• _What needs to be done_:
For each line below, check whether "Otros" is present. Report how many lines have it, nothing else.

Items from a dataset:
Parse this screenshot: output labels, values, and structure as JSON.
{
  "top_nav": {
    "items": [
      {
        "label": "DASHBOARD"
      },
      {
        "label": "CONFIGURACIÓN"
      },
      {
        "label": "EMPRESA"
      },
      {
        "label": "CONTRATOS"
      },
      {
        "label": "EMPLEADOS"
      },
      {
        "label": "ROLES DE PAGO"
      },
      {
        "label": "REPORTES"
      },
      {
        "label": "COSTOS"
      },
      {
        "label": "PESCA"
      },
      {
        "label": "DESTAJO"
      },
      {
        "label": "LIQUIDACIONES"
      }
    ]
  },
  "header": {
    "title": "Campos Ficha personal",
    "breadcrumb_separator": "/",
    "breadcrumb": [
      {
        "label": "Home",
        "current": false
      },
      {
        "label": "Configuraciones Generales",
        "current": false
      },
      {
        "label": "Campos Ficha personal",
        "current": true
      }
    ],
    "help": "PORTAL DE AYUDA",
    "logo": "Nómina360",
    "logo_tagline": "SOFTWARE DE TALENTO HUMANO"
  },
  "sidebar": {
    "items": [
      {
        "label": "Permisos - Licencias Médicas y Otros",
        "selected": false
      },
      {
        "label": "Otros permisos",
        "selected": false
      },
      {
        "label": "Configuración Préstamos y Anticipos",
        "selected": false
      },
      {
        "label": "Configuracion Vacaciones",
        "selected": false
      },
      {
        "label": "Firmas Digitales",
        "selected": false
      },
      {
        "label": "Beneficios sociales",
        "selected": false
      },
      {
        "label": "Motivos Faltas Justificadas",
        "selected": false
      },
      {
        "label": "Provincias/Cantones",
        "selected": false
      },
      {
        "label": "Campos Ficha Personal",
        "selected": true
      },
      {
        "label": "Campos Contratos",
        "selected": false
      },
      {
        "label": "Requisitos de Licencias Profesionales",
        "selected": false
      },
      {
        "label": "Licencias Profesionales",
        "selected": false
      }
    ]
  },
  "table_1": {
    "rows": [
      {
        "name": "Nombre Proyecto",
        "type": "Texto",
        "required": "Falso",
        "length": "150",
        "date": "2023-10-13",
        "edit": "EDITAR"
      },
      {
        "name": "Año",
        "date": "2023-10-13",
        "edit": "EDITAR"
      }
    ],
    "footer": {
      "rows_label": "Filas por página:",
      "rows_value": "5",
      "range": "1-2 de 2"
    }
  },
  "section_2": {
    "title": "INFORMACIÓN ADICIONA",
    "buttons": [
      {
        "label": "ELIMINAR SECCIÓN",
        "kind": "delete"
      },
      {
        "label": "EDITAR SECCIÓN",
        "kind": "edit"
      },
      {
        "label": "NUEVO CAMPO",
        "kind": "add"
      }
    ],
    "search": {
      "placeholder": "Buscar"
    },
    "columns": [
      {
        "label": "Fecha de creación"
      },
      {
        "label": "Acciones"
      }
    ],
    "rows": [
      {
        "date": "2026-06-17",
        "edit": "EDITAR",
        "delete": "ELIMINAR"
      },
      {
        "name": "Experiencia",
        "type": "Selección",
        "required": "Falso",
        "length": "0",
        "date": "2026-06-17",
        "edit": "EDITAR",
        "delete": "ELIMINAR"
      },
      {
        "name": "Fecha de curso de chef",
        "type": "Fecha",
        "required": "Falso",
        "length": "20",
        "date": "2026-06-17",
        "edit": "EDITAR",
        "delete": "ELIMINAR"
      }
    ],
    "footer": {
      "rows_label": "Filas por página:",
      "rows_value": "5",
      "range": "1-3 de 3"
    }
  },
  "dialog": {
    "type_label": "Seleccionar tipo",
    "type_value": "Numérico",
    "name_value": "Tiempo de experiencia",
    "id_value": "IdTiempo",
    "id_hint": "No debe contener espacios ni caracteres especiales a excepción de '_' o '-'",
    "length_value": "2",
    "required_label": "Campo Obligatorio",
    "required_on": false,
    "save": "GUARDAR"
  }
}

• _Solved exercise_:
2